● Directions
Would you retype the line that contains "Decode this image" and all lines following it to the end of the entries below, exactly and without pictures?

(Dataset records)

________________

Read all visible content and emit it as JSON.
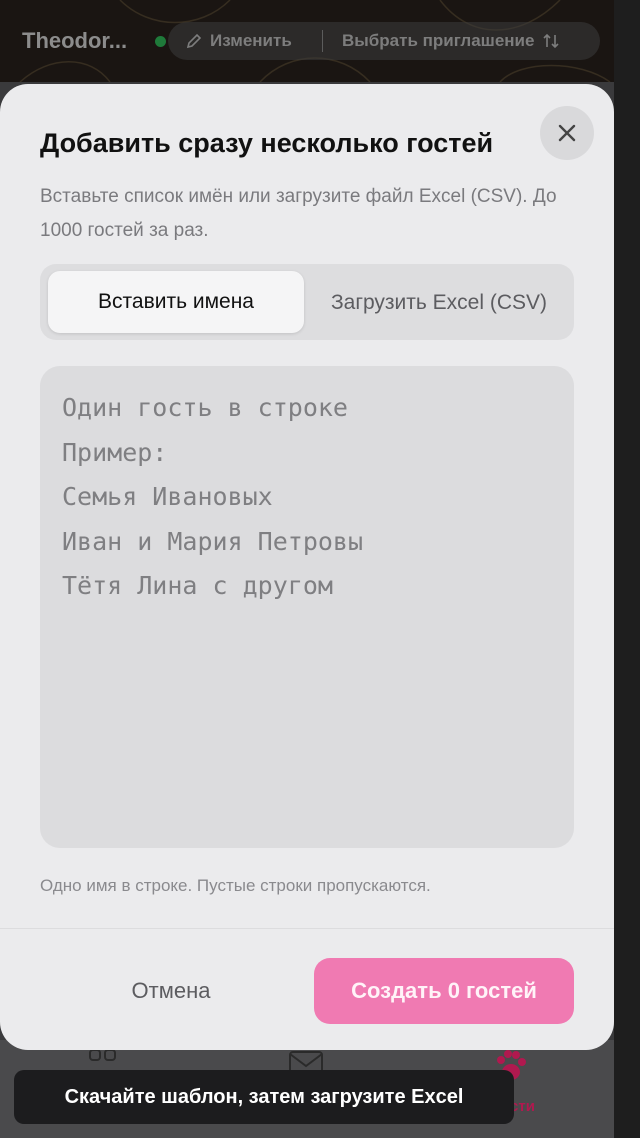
{
  "app": {
    "title": "Theodor...",
    "edit_label": "Изменить",
    "choose_invitation_label": "Выбрать приглашение"
  },
  "modal": {
    "title": "Добавить сразу несколько гостей",
    "description": "Вставьте список имён или загрузите файл Excel (CSV). До 1000 гостей за раз.",
    "tabs": [
      {
        "label": "Вставить имена",
        "active": true
      },
      {
        "label": "Загрузить Excel (CSV)",
        "active": false
      }
    ],
    "textarea": {
      "value": "",
      "placeholder_lines": [
        "Один гость в строке",
        "Пример:",
        "Семья Ивановых",
        "Иван и Мария Петровы",
        "Тётя Лина с другом"
      ]
    },
    "hint": "Одно имя в строке. Пустые строки пропускаются.",
    "cancel_label": "Отмена",
    "create_label": "Создать 0 гостей"
  },
  "bottom_nav": {
    "active_label_partial": "сти"
  },
  "toast": {
    "message": "Скачайте шаблон, затем загрузите Excel"
  },
  "colors": {
    "accent": "#f07ab2",
    "modal_bg": "#ebebed",
    "online_dot": "#1f7a3a",
    "nav_active": "#b0194f"
  },
  "icons": {
    "close": "close-icon",
    "edit": "pencil-icon",
    "sort": "sort-arrows-icon",
    "nav_grid": "grid-icon",
    "nav_mail": "mail-icon",
    "nav_paw": "paw-icon"
  }
}
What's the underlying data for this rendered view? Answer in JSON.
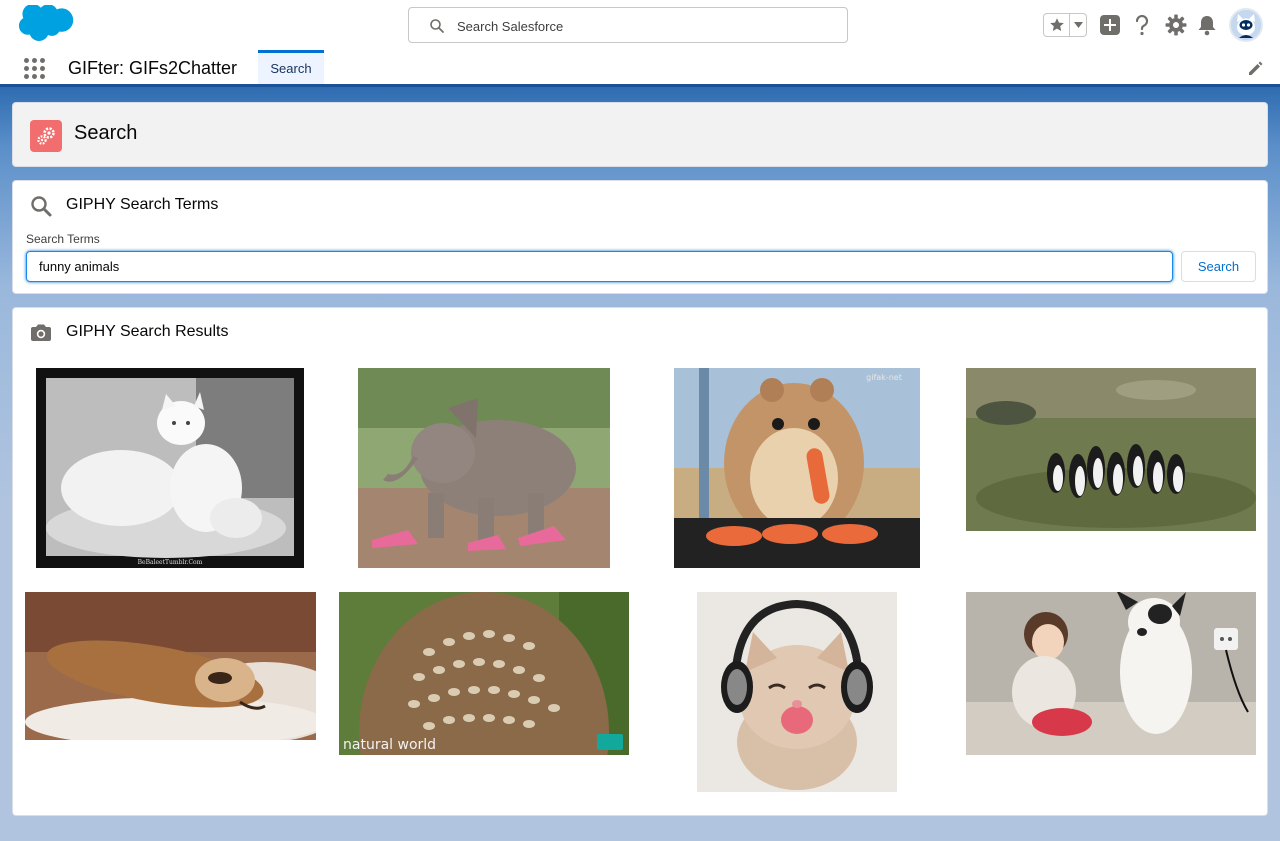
{
  "global_header": {
    "search_placeholder": "Search Salesforce",
    "icons": [
      "salesforce-logo",
      "search-icon",
      "favorites-star-icon",
      "favorites-caret-icon",
      "add-icon",
      "help-icon",
      "setup-gear-icon",
      "notifications-bell-icon",
      "user-avatar"
    ]
  },
  "nav": {
    "app_name": "GIFter: GIFs2Chatter",
    "tabs": [
      {
        "label": "Search",
        "selected": true
      }
    ]
  },
  "page_header": {
    "title": "Search"
  },
  "search_card": {
    "title": "GIPHY Search Terms",
    "field_label": "Search Terms",
    "field_value": "funny animals",
    "button_label": "Search"
  },
  "results_card": {
    "title": "GIPHY Search Results",
    "gifs": [
      {
        "subject": "white cat",
        "overlay_text": "BeBaleetTumblr.Com"
      },
      {
        "subject": "elephant in pink sneakers",
        "overlay_text": ""
      },
      {
        "subject": "hamster eating carrot",
        "overlay_text": "gifak-net"
      },
      {
        "subject": "penguins walking",
        "overlay_text": ""
      },
      {
        "subject": "sloth sleeping",
        "overlay_text": ""
      },
      {
        "subject": "owl",
        "overlay_text": "natural world"
      },
      {
        "subject": "kitten with headphones",
        "overlay_text": ""
      },
      {
        "subject": "girl and dog",
        "overlay_text": ""
      }
    ]
  },
  "colors": {
    "brand_blue": "#0070d2",
    "header_bar": "#1b5297",
    "page_icon": "#f26d6d",
    "background": "#b0c4df"
  }
}
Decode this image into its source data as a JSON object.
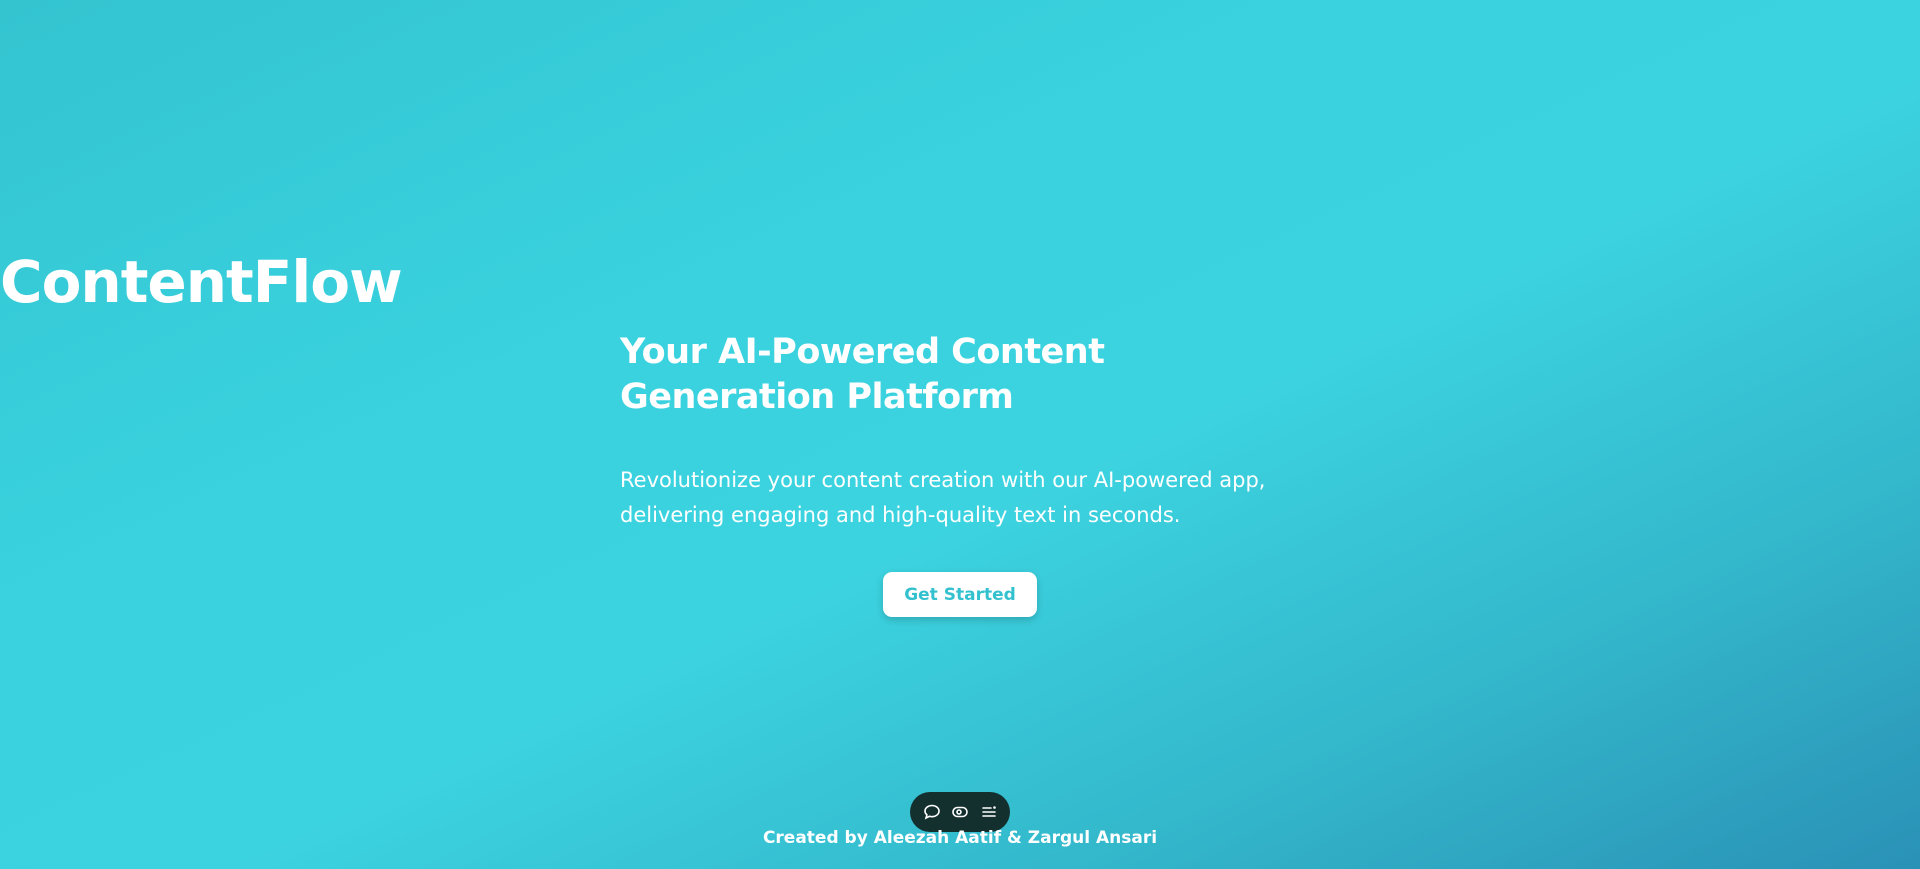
{
  "hero": {
    "title": "ContentFlow",
    "subtitle": "Your AI-Powered Content Generation Platform",
    "description": "Revolutionize your content creation with our AI-powered app, delivering engaging and high-quality text in seconds.",
    "cta_label": "Get Started"
  },
  "toolbar": {
    "icons": [
      "chat-bubble-icon",
      "eye-icon",
      "menu-list-icon"
    ]
  },
  "footer": {
    "credit": "Created by Aleezah Aatif & Zargul Ansari"
  },
  "colors": {
    "accent": "#33c1cf",
    "background_start": "#33c4d0",
    "background_end": "#2a91b6",
    "toolbar_bg": "#13302f"
  }
}
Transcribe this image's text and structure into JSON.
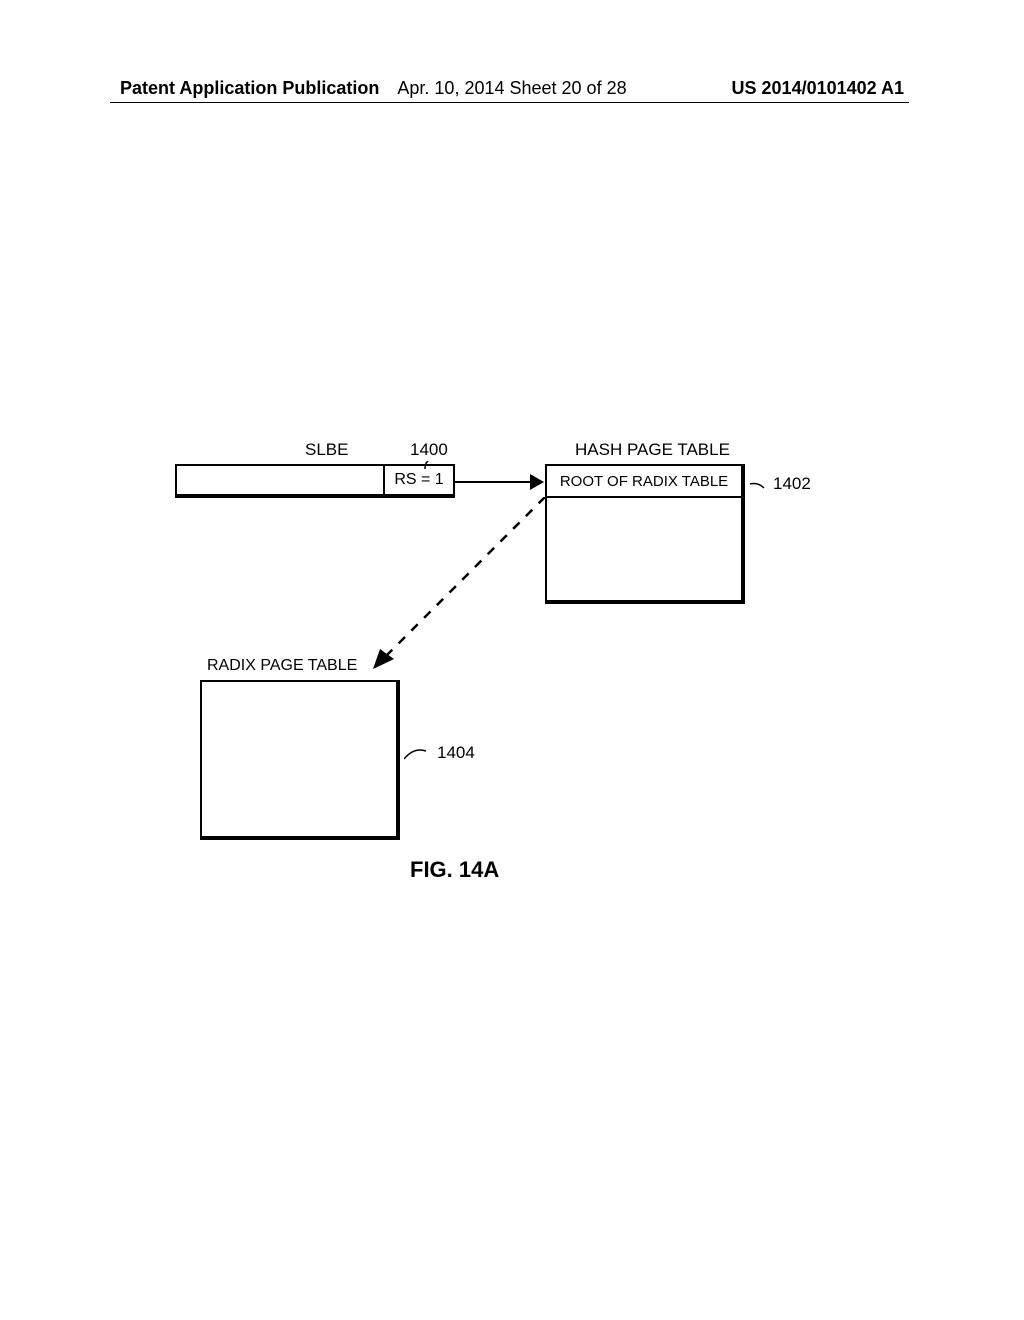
{
  "header": {
    "left": "Patent Application Publication",
    "center": "Apr. 10, 2014  Sheet 20 of 28",
    "right": "US 2014/0101402 A1"
  },
  "diagram": {
    "slbe_label": "SLBE",
    "ref_1400": "1400",
    "rs_value": "RS = 1",
    "hash_label": "HASH PAGE TABLE",
    "hash_row_text": "ROOT OF RADIX TABLE",
    "ref_1402": "1402",
    "radix_label": "RADIX PAGE TABLE",
    "ref_1404": "1404",
    "figure_label": "FIG. 14A"
  }
}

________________

● Worked solution
Decode this image into its source data as a JSON object.
{
  "hero": {
    "title": "ContentFlow",
    "subtitle": "Your AI-Powered Content Generation Platform",
    "description": "Revolutionize your content creation with our AI-powered app, delivering engaging and high-quality text in seconds.",
    "cta_label": "Get Started"
  },
  "toolbar": {
    "icons": [
      "chat-bubble-icon",
      "eye-icon",
      "menu-list-icon"
    ]
  },
  "footer": {
    "credit": "Created by Aleezah Aatif & Zargul Ansari"
  },
  "colors": {
    "accent": "#33c1cf",
    "background_start": "#33c4d0",
    "background_end": "#2a91b6",
    "toolbar_bg": "#13302f"
  }
}
Transcribe this image's text and structure into JSON.
{
  "header": {
    "left": "Patent Application Publication",
    "center": "Apr. 10, 2014  Sheet 20 of 28",
    "right": "US 2014/0101402 A1"
  },
  "diagram": {
    "slbe_label": "SLBE",
    "ref_1400": "1400",
    "rs_value": "RS = 1",
    "hash_label": "HASH PAGE TABLE",
    "hash_row_text": "ROOT OF RADIX TABLE",
    "ref_1402": "1402",
    "radix_label": "RADIX PAGE TABLE",
    "ref_1404": "1404",
    "figure_label": "FIG. 14A"
  }
}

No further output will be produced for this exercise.